controller card Improved Performance of a computer
A hard drive controller card can improve the performance of a computer's storage system by providing faster data transfer rates, larger cache memory, and support for RAID (redundant array of independent disks) configurations that enhance data reliability and speed.
A graphics card controller can improve the performance of a computer's graphics processing unit (GPU) by offloading the graphics processing tasks from the CPU to the GPU, resulting in faster and smoother video playback, better gaming performance, and improved visual quality. A network card controller can improve the performance of a computer's networking capabilities by providing faster network speeds, better compatibility with different network protocols, and improved reliability and security.
Controller Card Increased the Storage Capacity of a Computer
A controller card can increase the storage capacity of a computer by providing additional ports for connecting storage devices beyond the limit of the built-in controller on the motherboard. The built-in controller on the motherboard typically supports a limited number of storage devices, and this limit can vary depending on the motherboard model.

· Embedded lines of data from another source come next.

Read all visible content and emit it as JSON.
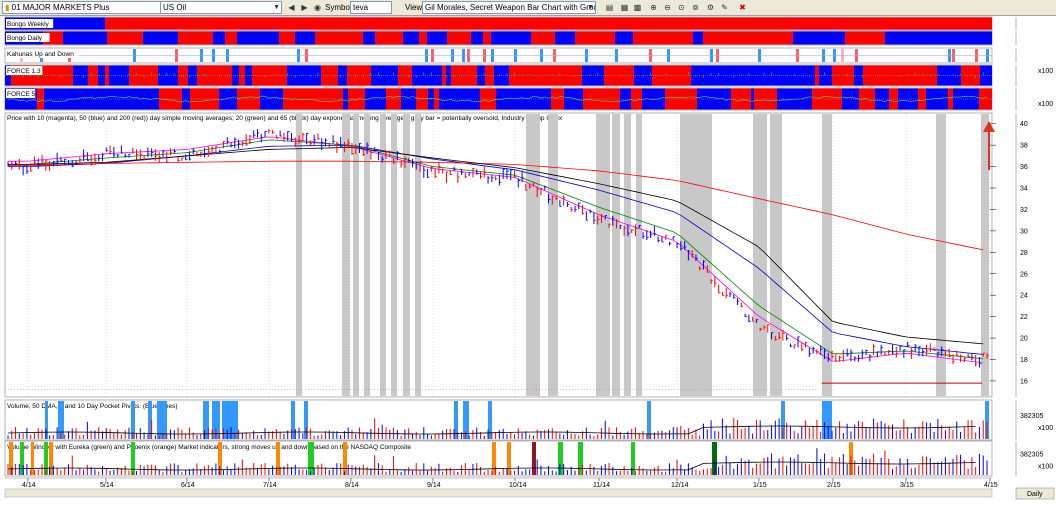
{
  "toolbar": {
    "list_value": "01 MAJOR MARKETS Plus",
    "market_value": "US Oil",
    "symbol_label": "Symbol:",
    "symbol_value": "teva",
    "view_label": "View:",
    "view_value": "Gil Morales, Secret Weapon Bar Chart with Group Index",
    "buttons": [
      "nav-back-icon",
      "nav-forward-icon",
      "gamepad-icon",
      "zoom-in-icon",
      "zoom-out-icon",
      "chart-icon",
      "settings-icon",
      "close-icon"
    ]
  },
  "chart_data": {
    "type": "bar",
    "symbol": "teva",
    "panels": [
      {
        "name": "Bongo Weekly",
        "kind": "color-band"
      },
      {
        "name": "Bongo Daily",
        "kind": "color-band"
      },
      {
        "name": "Kahunas Up and Down",
        "kind": "signal-ticks"
      },
      {
        "name": "FORCE 1.3",
        "kind": "color-band-histogram",
        "axis_label": "x100"
      },
      {
        "name": "FORCE 5",
        "kind": "color-band-oscillator",
        "axis_label": "x100"
      },
      {
        "name": "Price with 10 (magenta), 50 (blue) and 200 (red)) day simple moving averages; 20 (green) and 65 (black) day exponential moving averages; gray bar = potentially oversold, Industry Group Index",
        "kind": "price-ohlc"
      },
      {
        "name": "Volume, 50 DMA, 5 and 10 Day Pocket Pivots: (Blue Lines)",
        "kind": "volume",
        "axis_value": "382305",
        "axis_label": "x100"
      },
      {
        "name": "Volume Window with Eureka (green) and Phoenix (orange) Market indicators, strong moves up and down based on the NASDAQ Composite",
        "kind": "volume",
        "axis_value": "382305",
        "axis_label": "x100"
      }
    ],
    "x_ticks": [
      "4/14",
      "5/14",
      "6/14",
      "7/14",
      "8/14",
      "9/14",
      "10/14",
      "11/14",
      "12/14",
      "1/15",
      "2/15",
      "3/15",
      "4/15"
    ],
    "y_ticks": [
      16,
      18,
      20,
      22,
      24,
      26,
      28,
      30,
      32,
      34,
      36,
      38,
      40
    ],
    "ylim": [
      14.5,
      41
    ],
    "price_series": {
      "name": "Price",
      "x": [
        "4/14",
        "5/14",
        "6/14",
        "7/14",
        "8/14",
        "9/14",
        "10/14",
        "11/14",
        "12/14",
        "1/15",
        "2/15",
        "3/15",
        "4/15"
      ],
      "values": [
        35.9,
        37.3,
        37.0,
        39.0,
        38.0,
        35.5,
        35.0,
        31.0,
        29.0,
        21.0,
        18.0,
        19.0,
        18.0
      ]
    },
    "moving_averages": [
      {
        "color": "#ff00ff",
        "values": [
          36.5,
          37.2,
          37.6,
          38.8,
          37.9,
          35.8,
          35.0,
          31.5,
          29.0,
          22.0,
          17.8,
          18.6,
          17.6
        ]
      },
      {
        "color": "#0000cc",
        "values": [
          36.0,
          36.3,
          37.0,
          37.9,
          38.0,
          36.7,
          35.7,
          33.8,
          31.7,
          26.5,
          20.5,
          19.2,
          18.4
        ]
      },
      {
        "color": "#ff0000",
        "values": [
          36.1,
          36.3,
          36.4,
          36.5,
          36.5,
          36.4,
          36.2,
          35.6,
          34.7,
          33.0,
          31.5,
          29.7,
          28.1
        ]
      },
      {
        "color": "#008000",
        "values": [
          36.2,
          36.8,
          37.3,
          38.5,
          38.0,
          36.0,
          35.2,
          32.2,
          29.8,
          23.0,
          18.5,
          18.8,
          18.0
        ]
      },
      {
        "color": "#000000",
        "values": [
          36.2,
          36.4,
          37.0,
          37.6,
          37.8,
          36.8,
          35.9,
          34.4,
          32.8,
          28.5,
          21.5,
          20.1,
          19.4
        ]
      }
    ],
    "support_line": 15.8,
    "colors": {
      "up_bar": "#0000ff",
      "down_bar": "#ff0000",
      "oversold_bar": "#c8c8c8",
      "band_red": "#ff0000",
      "band_blue": "#0000ff",
      "signal_blue": "#3399ff",
      "eureka": "#22cc22",
      "phoenix": "#ff8800"
    },
    "legend_position": "none"
  },
  "footer": {
    "period_button": "Daily"
  }
}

For example, a typical motherboard may support up to four or six SATA ports for connecting storage devices such as hard drives or solid-state drives. However, if you need to add more storage devices to your computer, you may run out of ports on the motherboard. A controller card can solve this problem by providing additional SATA ports or other interfaces for connecting more storage devices to your computer. For example, a SATA controller card can provide additional SATA ports for connecting more hard drives or solid-state drives.

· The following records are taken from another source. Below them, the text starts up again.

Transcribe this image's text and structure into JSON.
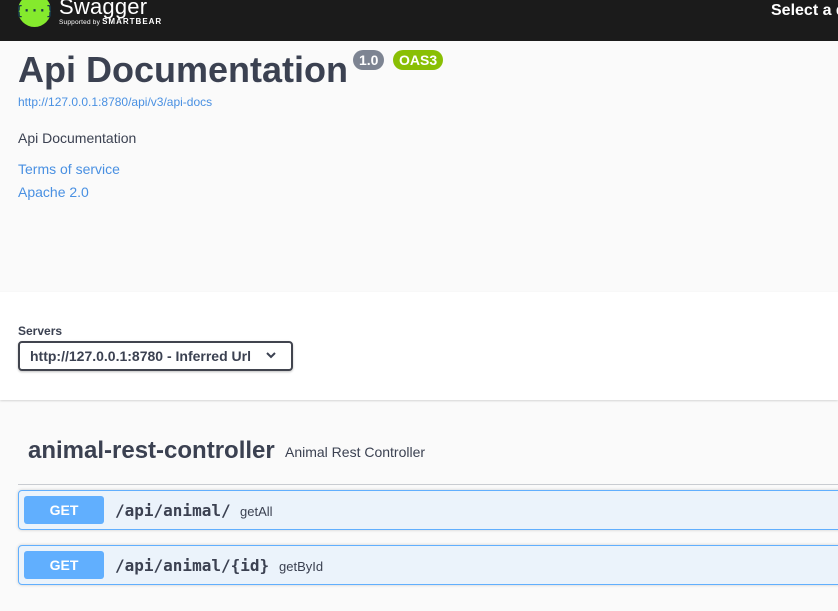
{
  "topbar": {
    "logo_title": "Swagger",
    "logo_sub_prefix": "Supported by",
    "logo_sub_brand": "SMARTBEAR",
    "select_definition": "Select a d"
  },
  "info": {
    "title": "Api Documentation",
    "version": "1.0",
    "oas": "OAS3",
    "url": "http://127.0.0.1:8780/api/v3/api-docs",
    "description": "Api Documentation",
    "terms": "Terms of service",
    "license": "Apache 2.0"
  },
  "servers": {
    "label": "Servers",
    "selected": "http://127.0.0.1:8780 - Inferred Url"
  },
  "tag": {
    "name": "animal-rest-controller",
    "description": "Animal Rest Controller"
  },
  "operations": [
    {
      "method": "GET",
      "path": "/api/animal/",
      "summary": "getAll"
    },
    {
      "method": "GET",
      "path": "/api/animal/{id}",
      "summary": "getById"
    }
  ],
  "colors": {
    "topbar": "#1b1b1b",
    "logo": "#85ea2d",
    "get_method": "#61affe",
    "get_bg": "#ebf3fb",
    "link": "#4990e2",
    "text": "#3b4151"
  }
}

RAID Configuration of the Controller Card
A controller card can support RAID (redundant array of independent disks) configurations for increased data redundancy, improved performance, or both. RAID is a storage technology that combines multiple physical hard drives or solid-state drives into a logical unit to improve performance, increase storage capacity, or provide data redundancy and protection against data loss in case of a drive failure. A RAID controller card can support one or more of these RAID levels, depending on the specific card and configuration. In addition, many RAID controller cards include advanced features such as hot-swappable drive bays, automatic drive rebuilding, and hardware-based data encryption, which can further improve performance and data protection.

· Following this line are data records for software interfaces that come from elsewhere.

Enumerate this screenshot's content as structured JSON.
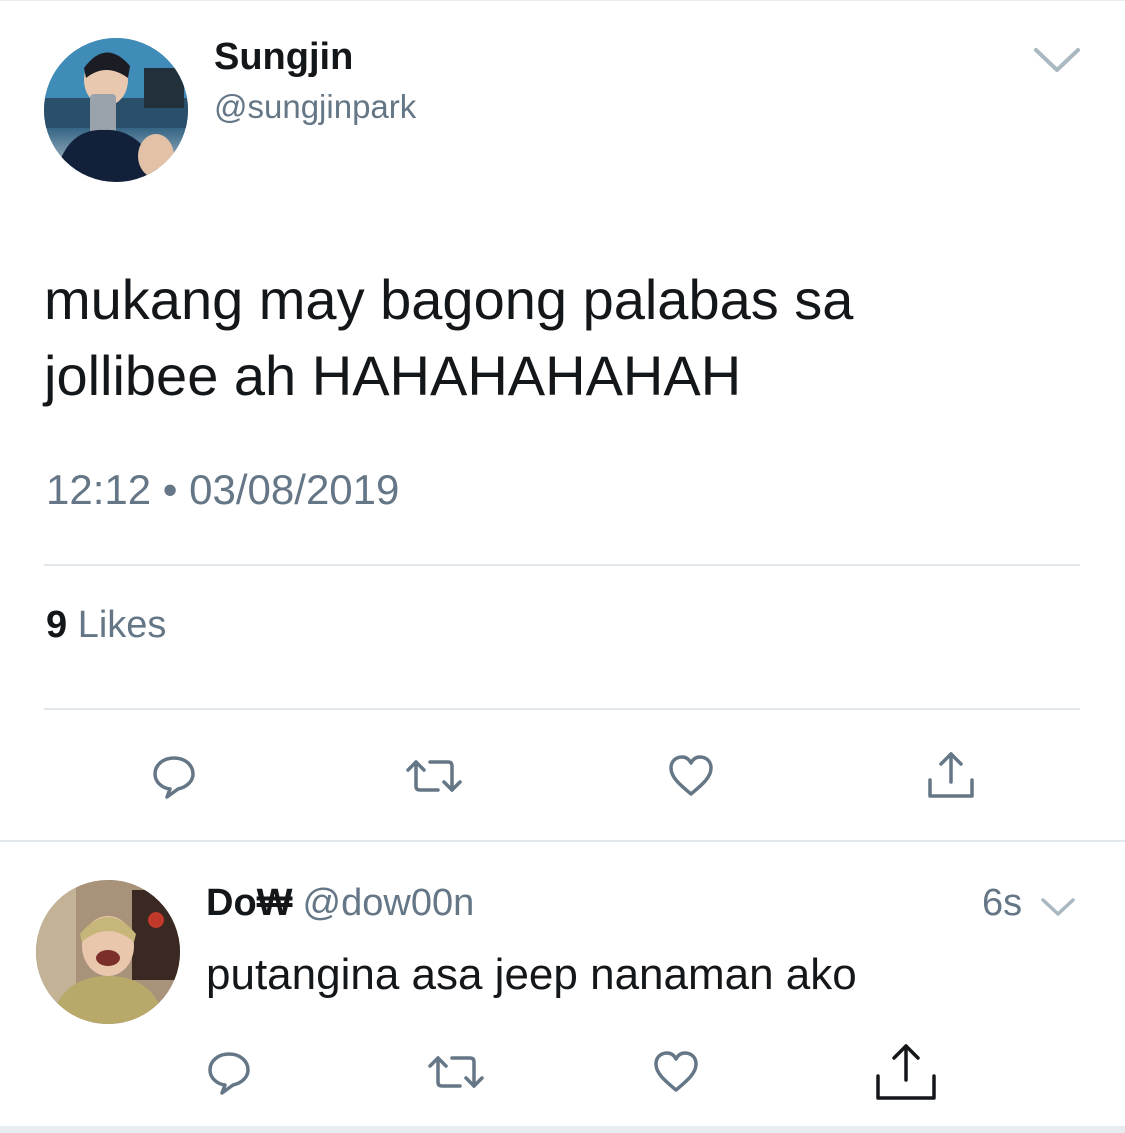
{
  "tweet": {
    "author_name": "Sungjin",
    "author_handle": "@sungjinpark",
    "text_line1": "mukang may bagong palabas sa",
    "text_line2": "jollibee ah HAHAHAHAHAH",
    "time": "12:12",
    "date": "03/08/2019",
    "separator": "•",
    "likes_count": "9",
    "likes_label": "Likes",
    "icons": [
      "reply-icon",
      "retweet-icon",
      "like-icon",
      "share-icon"
    ]
  },
  "reply": {
    "author_name": "Do₩",
    "author_handle": "@dow00n",
    "time": "6s",
    "text": "putangina asa jeep nanaman ako",
    "icons": [
      "reply-icon",
      "retweet-icon",
      "like-icon",
      "share-icon"
    ]
  },
  "colors": {
    "text_primary": "#14171a",
    "text_secondary": "#657786",
    "divider": "#e1e8ed",
    "icon": "#657786"
  }
}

The flexibility of the Controller Card
A controller card can provide additional ports or interfaces for connecting a wide range of peripherals, such as storage devices, network adapters, or video cards. This allows you to expand your system's capabilities and connect more devices to your computer.
A controller card can be easily swapped out or upgraded, allowing you to adapt to changing technology or performance needs without having to replace your entire system. For example, if you need more storage capacity or faster data transfer speeds, you can upgrade to a new controller card that supports your desired configuration. Controller cards are designed to work with a wide range of hardware and software, making them a versatile solution for a variety of computer systems. This allows you to choose the controller card that best fits your specific needs and hardware configuration.
Connect the controller to your device using a USB cable. Turn on the device and the controller. Press the wireless button on the controller to initiate pairing mode. Open the device's Bluetooth settings and search for available devices. Select the HP controller from the list of available devices. Follow any on-screen prompts to complete the pairing process.
Turn on your Dell computer and wait for it to boot up. Press the F2 key during the boot process to enter the BIOS setup utility. Use the arrow keys to navigate to the "Integrated Devices" or "Storage" section of the BIOS setup menu. Locate the disk controller option, which may be called "SATA Operation," "SATA Configuration," or something similar. Change the disk controller option from "Disabled" or "Compatibility" to "AHCI" or "RAID," depending on your system's configuration.
Yes, you can use a Cisco Access Point (AP) without a controller. In fact, Cisco offers two types of APs - those that require a controller and those that do not. Cisco APs that require a controller are typically used in larger enterprise networks where centralized management and configuration are required. The controller manages the configuration and firmware updates for multiple APs.